Roseate Tern

Irish Name: Geabhróg rósach
Scientific name: Sterna dougallii
Bird Family: Terns
Conservation status


Rare summer visitor from April to October, the majority breeding at two sites in the Irish Sea, with another colony in Wexford.


Only seen over the sea. Slender seabird with narrow, pointed wings, long forked tail and long, pointed bill. Bill all dark with a red base when breeding. Grey above and white below, dark cap to head. Flight light and buoyant, can hover briefly over the sea before diving in, dives in with a distinctive angled powerful dive. A slight, elegant tern which is similar to Common and Arctic Terns. Told apart by flight action, more rapid and shallower wingbeats with shorter wings giving a more direct looking flight. Birds in adult summer plumage are very pale, much paler than other terns, with a faint rosy tinge to the upperparts. Legs are long and bright red. Tail steamers very long. Lacks dark trailing edge to primaries. Winter plumage, like all terns is different from breeding plumage. Adult winter plumage develops white forehead and dark carpal bar. Juvenile birds have bold patterns to upperparts with dark legs and bill. First winter birds similar to adults but with some retained juvenile feathers.


Calls either quick wader like "kerrick" (not unlike Sandwich Tern) or a deep, harsh "ach".


Chiefly marine fish.


Nest colonially on the ground. Restricted to two main colonies in Ireland, one on the island of Rockabill, off Skerries, Co. Dublin and one at Lady's Island, near Rosslare, in Co. Wexford. Birds have bred at other sites recently, for example on Dalkey Island, Co. Dublin and on the Blasket Islands Co. Kerry. Rockabill holds the most important colony in Europe with up to 1,200 pairs of birds. The colony at Lady's Island is much smaller with around a hundred pairs.


Winters in west Africa.

Monitored by

Roseate Terns are monitored annually at their breeding colonies on Rockabill Island and Lady's Island Lake. Also all-Ireland tern survey in 1995, and through breeding seabird surveys carried out every 15-20 years, the last was Seabird 2000, which was undertaken between 1998 & 2002.

Blog posts about this bird


Rockabill 2019 - One week down, plenty to go!

Common Tern flying by the island at sunset, April 2019. (L.Gill)

We’ve finished our first week out here on Rockabill and it certainly did not disappoint. From Storm Hannah to the arrival of the Common Terns, it’s been an interesting week.

Waves breaking over the Bill during a bright spell in Storm Hannah (L.Gill)

Our bird species list is now at 21. Kittiwakes have started to occupy cliff ledges in KittiCity and KittiPoint along with in section 4C and out in the Bill.

Pair of Kittiwakes on a cliff ledge at 'KittiCity' on Rockabill Island. (L.Gill)

Black Guillemots have also started to spend more time on the island rather than rafting up around it. Every morning we go out to count them and our highest count so far has been 213!
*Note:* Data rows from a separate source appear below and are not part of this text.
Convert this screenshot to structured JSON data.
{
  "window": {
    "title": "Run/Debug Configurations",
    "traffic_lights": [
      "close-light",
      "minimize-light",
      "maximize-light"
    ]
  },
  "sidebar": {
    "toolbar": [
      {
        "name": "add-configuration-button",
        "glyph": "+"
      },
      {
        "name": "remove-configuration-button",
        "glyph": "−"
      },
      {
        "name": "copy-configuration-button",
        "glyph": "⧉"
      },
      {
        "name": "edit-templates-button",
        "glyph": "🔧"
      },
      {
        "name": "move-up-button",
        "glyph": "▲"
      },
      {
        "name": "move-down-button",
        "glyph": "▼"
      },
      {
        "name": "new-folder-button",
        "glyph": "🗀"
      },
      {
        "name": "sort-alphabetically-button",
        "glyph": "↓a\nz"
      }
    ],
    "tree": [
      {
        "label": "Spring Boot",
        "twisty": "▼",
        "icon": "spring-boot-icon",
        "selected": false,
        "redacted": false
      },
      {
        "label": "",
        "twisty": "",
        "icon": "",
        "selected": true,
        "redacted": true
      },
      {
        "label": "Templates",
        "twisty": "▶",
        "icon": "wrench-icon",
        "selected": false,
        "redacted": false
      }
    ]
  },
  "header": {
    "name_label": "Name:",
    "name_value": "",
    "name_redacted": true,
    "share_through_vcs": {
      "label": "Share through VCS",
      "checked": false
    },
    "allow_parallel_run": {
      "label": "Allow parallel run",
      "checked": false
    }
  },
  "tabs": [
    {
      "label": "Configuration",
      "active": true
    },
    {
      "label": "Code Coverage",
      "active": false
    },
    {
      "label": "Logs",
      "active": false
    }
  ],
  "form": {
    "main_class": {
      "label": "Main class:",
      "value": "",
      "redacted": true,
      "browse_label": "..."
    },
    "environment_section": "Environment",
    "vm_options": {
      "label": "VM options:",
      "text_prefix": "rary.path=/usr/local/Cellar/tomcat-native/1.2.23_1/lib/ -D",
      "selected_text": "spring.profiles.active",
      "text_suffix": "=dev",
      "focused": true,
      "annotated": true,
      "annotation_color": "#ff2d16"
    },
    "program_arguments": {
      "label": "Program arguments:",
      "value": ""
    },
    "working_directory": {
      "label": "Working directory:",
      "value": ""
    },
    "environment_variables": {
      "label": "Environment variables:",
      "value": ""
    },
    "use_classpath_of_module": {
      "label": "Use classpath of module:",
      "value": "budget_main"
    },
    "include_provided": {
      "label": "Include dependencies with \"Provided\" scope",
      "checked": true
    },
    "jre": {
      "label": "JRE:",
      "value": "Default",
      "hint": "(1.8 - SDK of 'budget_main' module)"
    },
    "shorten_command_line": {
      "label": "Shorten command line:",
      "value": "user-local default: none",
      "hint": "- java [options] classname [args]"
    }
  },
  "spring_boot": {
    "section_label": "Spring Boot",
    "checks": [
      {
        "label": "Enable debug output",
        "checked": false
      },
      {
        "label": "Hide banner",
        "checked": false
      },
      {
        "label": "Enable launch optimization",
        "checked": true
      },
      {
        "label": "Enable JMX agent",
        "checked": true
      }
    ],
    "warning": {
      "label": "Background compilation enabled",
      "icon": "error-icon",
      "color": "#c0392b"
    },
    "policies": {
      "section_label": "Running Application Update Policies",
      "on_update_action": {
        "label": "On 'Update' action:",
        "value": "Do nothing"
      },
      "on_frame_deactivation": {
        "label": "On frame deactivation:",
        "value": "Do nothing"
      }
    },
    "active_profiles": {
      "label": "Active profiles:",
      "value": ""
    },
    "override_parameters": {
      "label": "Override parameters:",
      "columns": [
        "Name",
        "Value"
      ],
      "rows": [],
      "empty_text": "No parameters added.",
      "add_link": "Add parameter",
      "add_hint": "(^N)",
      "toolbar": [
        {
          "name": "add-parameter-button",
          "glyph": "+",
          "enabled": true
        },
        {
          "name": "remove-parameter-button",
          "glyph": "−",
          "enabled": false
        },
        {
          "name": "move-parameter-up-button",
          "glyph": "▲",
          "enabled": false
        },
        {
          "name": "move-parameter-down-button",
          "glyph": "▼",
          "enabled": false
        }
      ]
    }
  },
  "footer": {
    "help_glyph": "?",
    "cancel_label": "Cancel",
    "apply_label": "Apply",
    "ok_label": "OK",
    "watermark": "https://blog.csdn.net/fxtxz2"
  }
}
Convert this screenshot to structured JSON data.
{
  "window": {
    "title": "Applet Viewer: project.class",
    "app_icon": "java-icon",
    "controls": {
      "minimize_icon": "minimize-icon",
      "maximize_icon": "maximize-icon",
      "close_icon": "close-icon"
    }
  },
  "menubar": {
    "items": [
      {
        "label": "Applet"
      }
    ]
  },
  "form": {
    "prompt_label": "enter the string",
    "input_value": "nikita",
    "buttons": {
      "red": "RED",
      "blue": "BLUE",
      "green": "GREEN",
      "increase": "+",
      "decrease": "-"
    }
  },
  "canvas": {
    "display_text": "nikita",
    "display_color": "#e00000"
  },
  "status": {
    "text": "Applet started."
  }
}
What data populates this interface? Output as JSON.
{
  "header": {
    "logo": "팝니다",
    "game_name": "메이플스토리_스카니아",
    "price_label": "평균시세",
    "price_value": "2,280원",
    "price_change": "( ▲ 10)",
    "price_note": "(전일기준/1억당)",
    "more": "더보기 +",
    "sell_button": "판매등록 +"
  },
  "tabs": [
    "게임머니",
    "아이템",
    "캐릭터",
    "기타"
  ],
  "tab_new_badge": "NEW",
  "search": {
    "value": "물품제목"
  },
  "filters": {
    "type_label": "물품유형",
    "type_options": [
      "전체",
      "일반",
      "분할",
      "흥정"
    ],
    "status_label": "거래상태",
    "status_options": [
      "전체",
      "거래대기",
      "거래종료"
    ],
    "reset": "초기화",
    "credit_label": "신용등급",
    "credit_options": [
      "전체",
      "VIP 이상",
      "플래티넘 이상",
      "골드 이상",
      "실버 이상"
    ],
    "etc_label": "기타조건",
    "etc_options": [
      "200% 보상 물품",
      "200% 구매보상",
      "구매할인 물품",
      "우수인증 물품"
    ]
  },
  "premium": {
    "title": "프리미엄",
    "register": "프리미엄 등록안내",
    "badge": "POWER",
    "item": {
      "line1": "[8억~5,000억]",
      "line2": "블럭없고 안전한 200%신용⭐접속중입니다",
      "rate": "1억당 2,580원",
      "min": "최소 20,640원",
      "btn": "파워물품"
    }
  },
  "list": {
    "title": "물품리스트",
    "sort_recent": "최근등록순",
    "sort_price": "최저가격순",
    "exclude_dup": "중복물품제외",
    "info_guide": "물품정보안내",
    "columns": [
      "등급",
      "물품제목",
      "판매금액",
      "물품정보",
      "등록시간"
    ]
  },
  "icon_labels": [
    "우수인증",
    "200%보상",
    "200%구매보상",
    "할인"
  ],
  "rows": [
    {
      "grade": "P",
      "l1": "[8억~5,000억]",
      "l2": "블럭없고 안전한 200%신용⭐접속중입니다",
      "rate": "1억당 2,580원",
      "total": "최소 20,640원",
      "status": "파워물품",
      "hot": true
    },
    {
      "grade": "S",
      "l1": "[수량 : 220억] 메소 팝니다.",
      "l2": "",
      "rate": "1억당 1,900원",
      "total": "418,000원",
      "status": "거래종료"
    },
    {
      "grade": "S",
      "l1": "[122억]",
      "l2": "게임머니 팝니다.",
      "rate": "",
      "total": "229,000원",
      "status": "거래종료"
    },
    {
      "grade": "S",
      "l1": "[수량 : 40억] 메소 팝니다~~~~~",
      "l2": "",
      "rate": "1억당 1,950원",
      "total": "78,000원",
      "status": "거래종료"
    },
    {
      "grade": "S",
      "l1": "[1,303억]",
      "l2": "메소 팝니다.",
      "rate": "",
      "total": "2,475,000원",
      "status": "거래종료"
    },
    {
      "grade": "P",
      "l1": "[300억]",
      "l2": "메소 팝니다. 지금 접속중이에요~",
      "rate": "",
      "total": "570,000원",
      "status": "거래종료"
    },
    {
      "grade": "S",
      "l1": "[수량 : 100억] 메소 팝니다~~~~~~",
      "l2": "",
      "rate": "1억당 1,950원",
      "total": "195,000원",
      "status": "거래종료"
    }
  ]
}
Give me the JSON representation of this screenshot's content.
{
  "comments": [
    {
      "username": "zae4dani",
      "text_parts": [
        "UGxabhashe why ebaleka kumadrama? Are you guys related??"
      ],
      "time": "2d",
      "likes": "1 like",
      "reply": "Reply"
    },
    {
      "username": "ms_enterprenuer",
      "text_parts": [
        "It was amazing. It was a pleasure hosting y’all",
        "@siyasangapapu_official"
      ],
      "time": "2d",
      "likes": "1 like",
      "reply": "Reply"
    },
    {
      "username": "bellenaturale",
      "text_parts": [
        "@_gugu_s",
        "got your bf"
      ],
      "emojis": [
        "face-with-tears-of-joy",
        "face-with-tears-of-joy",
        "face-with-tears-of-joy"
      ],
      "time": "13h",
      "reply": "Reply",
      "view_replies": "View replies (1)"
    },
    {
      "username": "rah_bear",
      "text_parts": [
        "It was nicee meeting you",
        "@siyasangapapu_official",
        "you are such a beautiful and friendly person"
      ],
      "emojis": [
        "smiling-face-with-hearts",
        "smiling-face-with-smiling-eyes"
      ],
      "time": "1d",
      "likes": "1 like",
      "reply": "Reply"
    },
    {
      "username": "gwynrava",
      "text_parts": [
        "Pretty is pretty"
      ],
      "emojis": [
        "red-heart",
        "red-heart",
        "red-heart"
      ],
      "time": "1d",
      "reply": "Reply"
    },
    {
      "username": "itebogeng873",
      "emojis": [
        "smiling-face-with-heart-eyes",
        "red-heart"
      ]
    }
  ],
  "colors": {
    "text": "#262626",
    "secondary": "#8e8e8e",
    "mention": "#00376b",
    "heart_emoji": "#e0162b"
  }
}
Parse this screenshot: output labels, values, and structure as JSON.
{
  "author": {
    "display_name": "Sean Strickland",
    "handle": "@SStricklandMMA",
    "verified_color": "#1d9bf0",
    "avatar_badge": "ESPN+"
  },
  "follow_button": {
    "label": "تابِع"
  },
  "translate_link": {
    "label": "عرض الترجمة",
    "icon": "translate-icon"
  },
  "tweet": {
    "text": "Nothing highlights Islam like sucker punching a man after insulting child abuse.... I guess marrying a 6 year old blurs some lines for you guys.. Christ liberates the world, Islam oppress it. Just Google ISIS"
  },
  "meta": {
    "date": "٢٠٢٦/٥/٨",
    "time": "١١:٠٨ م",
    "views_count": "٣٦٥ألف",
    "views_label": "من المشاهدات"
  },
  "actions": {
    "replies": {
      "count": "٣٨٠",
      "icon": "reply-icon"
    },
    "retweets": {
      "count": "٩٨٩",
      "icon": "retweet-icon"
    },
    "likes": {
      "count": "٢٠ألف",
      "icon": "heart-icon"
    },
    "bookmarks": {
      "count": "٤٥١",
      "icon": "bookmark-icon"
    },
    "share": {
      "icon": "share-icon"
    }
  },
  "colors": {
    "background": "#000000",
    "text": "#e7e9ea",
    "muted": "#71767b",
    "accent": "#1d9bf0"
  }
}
Black Guillemots resting on the pier at Rockabill. (L.Gill)

Myself and Andrew have started to settle down into the routine of island life and getting stuck into our work. Emma, the third warden will be arriving tomorrow. All the study sites have now been cleared of tree mallow.

Removing the Tree Mallow vegetation from one of the Lighthouse gardens, to make space for nesting Terns. (L.Gill)
The same garden as above, after removal of all of the Tree Mallow vegetation - plenty of space for Common terns to nest on the ground now! (L.Gill)

We have taken out all the nest boxes from inside the house and sorted them in numerical order ready to go to their various parts of the island. Any nest boxes that were broken have been set aside to be repaired or replaced.

Sorting out some of the 900 nestboxes to be deployed around the island for nesting Roseate Terns! (L.Gill)

For birds that aren’t nesting in nest boxes, their nests will be marked with pegs. We took out all the pegs from last year and sorted them into Common Tern, Artic Tern and Roseate Tern piles. We then sorted all of the Common Tern pegs on bamboo sticks from number 1-250 and Roseate and Artic pegs will soon follow.

We use coded clothes pegs to mark nests on Rockabill - at the start of the season there are a couple of thousand to be sorted out! (L.Gill)

Last night we were treated to a beautiful sunset with Common Terns flying across making for some beautiful shots.

Common Tern silhouettes at sunset, from Rockabill Island. (L.Gill)

Common Tern silhouettes at sunset, from Rockabill Island. (L.Gill)
  • Lorna Gill & The Rockabill Team.

Similar Species

Common Tern

Irish Name:
Scientific name:
Sterna hirundo
Bird Family:

Arctic Tern

Irish Name:
Geabhróg artach
Scientific name:
Sterna paradisaea
Bird Family: